◆ Exercise instructions: If a line in the entries below includes "Julgamento", show that line.

<<<<

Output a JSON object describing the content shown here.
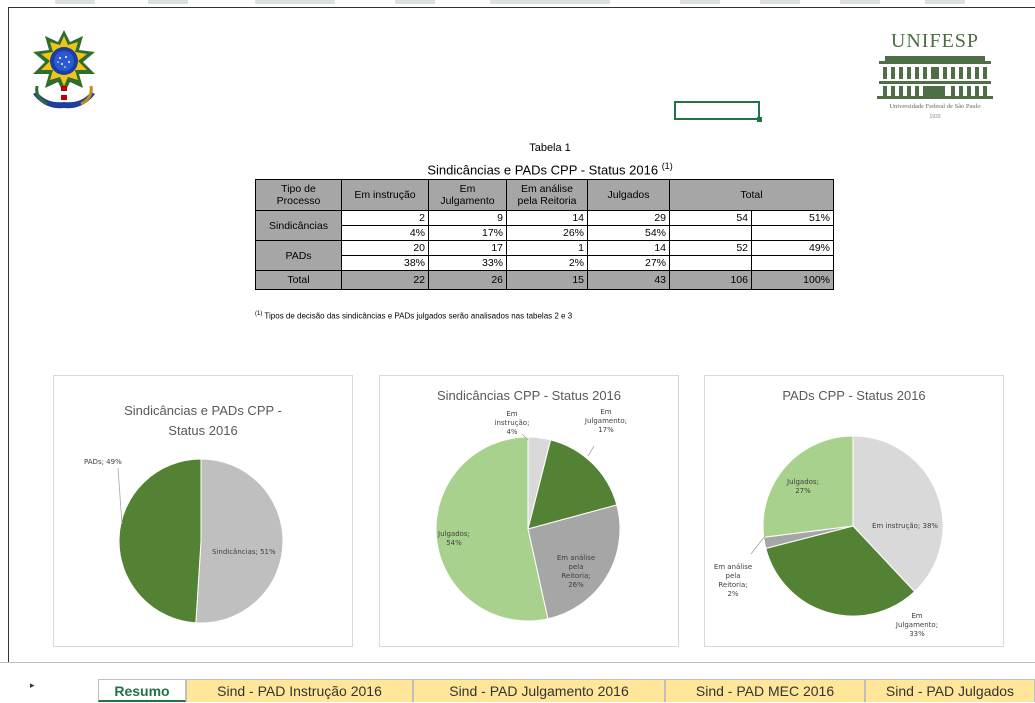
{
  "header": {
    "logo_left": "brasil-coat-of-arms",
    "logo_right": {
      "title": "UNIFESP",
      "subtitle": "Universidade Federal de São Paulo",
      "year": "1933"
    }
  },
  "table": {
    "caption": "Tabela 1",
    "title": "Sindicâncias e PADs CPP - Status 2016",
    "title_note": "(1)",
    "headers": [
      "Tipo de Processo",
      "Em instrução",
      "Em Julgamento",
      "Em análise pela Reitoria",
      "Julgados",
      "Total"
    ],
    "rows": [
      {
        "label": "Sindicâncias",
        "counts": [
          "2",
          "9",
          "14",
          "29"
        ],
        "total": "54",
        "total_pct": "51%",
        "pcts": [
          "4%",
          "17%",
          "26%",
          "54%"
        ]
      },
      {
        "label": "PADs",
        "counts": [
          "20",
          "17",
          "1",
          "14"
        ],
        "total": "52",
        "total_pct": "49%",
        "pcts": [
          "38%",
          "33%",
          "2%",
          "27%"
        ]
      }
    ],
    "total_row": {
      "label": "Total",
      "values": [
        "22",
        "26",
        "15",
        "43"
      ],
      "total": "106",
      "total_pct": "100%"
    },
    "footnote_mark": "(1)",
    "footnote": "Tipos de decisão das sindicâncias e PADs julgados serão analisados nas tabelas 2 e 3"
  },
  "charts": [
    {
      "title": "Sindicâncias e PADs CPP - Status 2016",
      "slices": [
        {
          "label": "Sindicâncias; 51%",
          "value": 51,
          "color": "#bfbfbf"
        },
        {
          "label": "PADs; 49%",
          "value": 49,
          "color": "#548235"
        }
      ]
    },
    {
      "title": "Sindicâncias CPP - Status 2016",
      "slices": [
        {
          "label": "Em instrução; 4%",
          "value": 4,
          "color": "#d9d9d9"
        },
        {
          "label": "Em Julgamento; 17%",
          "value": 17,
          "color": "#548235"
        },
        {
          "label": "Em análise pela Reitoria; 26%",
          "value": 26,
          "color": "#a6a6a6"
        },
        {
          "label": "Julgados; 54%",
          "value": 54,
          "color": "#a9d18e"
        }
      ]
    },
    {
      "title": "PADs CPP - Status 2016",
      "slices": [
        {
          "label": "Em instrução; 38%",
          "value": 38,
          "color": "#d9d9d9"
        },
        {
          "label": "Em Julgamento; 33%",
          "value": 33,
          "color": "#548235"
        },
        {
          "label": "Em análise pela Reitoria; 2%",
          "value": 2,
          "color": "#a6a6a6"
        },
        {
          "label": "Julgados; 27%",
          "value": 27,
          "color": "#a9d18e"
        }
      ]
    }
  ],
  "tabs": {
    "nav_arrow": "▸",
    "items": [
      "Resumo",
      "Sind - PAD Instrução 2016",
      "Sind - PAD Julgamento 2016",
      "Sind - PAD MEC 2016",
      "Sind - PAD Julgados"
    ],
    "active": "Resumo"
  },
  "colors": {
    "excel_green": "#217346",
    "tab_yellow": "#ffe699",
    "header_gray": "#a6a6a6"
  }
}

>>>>

◆ Answer for this exercise:
      "Em Julgamento",
          "label": "Em Julgamento; 17%",
          "label": "Em Julgamento; 33%",
      "Sind - PAD Julgamento 2016",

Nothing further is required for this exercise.